That's one thing Colin Kippen knows for certain. And he's dedicated his professional career to ensuring all people in the U.S. have access to a quality educational experience, advocating in particular for the needs of Native Americans.
He's held many roles—as a prosecutor, a defense attorney, a tribal judge, and policymaker—all of which led to the realization that education is a powerful determinant of social justice. Recently, Kippen learned that he will bring his contributions and perspective to bear on President Obama's Commission on Scholars, a handpicked group charged with recognizing the country's most distinguished high school seniors.
"Education is the key that unlocks many doors along the path to a productive, fulfilling life," says Kippen, the new executive director of the National Indian Education Association (NIEA). "Research shows that a holistic approach to education—one that includes a child's health, safety, and cultural identity—is by far the most effective."
Unfortunately, Kippen says, America's difficult history with its native people is one of identity destruction and forced assimilation. The harmful consequences of this persist today in high incidences of suicide, unemployment, alcoholism, and below-average graduation rates among Indians, Alaska Natives, and Native Hawaiians. In his role at the NIEA—and prior to that, the Native Hawaiian Education Council—Kippen attempts to close these gaps primarily through effective educational programs that foster native ways of knowing and being.

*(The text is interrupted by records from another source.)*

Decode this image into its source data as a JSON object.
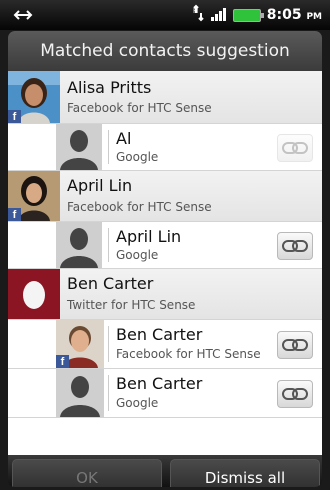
{
  "status_bar": {
    "time": "8:05",
    "ampm": "PM"
  },
  "dialog": {
    "title": "Matched contacts suggestion",
    "groups": [
      {
        "parent": {
          "name": "Alisa Pritts",
          "source": "Facebook for HTC Sense"
        },
        "children": [
          {
            "name": "Al",
            "source": "Google",
            "link_enabled": false
          }
        ]
      },
      {
        "parent": {
          "name": "April Lin",
          "source": "Facebook for HTC Sense"
        },
        "children": [
          {
            "name": "April Lin",
            "source": "Google",
            "link_enabled": true
          }
        ]
      },
      {
        "parent": {
          "name": "Ben Carter",
          "source": "Twitter for HTC Sense"
        },
        "children": [
          {
            "name": "Ben Carter",
            "source": "Facebook for HTC Sense",
            "link_enabled": true
          },
          {
            "name": "Ben Carter",
            "source": "Google",
            "link_enabled": true
          }
        ]
      }
    ],
    "buttons": {
      "ok": "OK",
      "dismiss": "Dismiss all"
    }
  },
  "icons": {
    "status": [
      "usb-sync-icon",
      "data-transfer-icon",
      "signal-bars-icon",
      "battery-icon"
    ],
    "badges": [
      "facebook-badge-icon",
      "twitter-egg-icon",
      "default-contact-icon",
      "link-contacts-icon"
    ]
  },
  "colors": {
    "facebook": "#3b5998",
    "battery": "#2fc33b",
    "twitter_egg_bg": "#8c1524"
  }
}
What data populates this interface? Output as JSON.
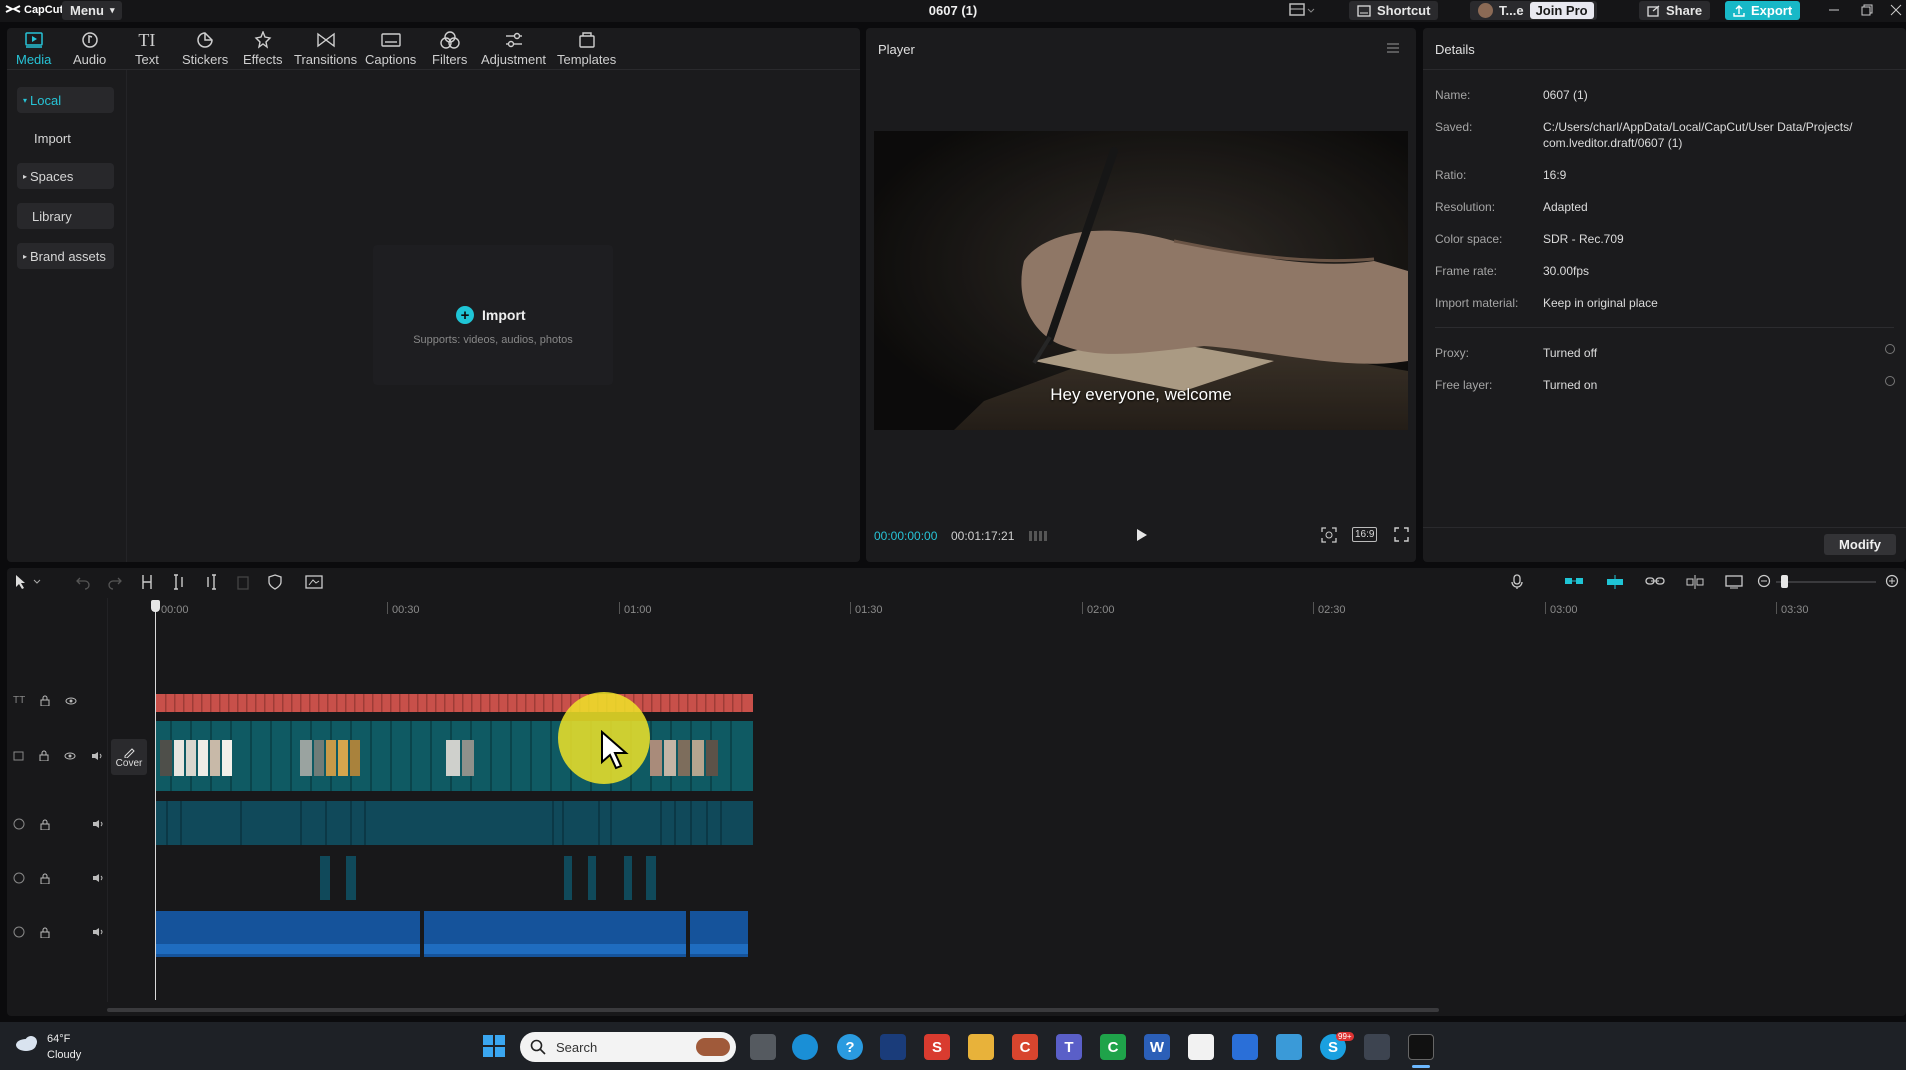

Kippen is the first Native Hawaiian to serve on the national scholar commission, which includes members from all walks of life, including education, business, public service, law, and medicine. First established in 1964, the Presidential Scholars Program honors young leaders who have demonstrated excellence in academics, the arts, and public service. Commissioners have the difficult duty of selecting 141 scholars from more than 2,700 eligible applicants.
Encouraged by the Obama administration's commitment to the concept of holistic learning, Kippen looks forward to his experience on the commission—as well as federal support for his goals at the NIEA.
"We still have disparities," he says, "but there is hope."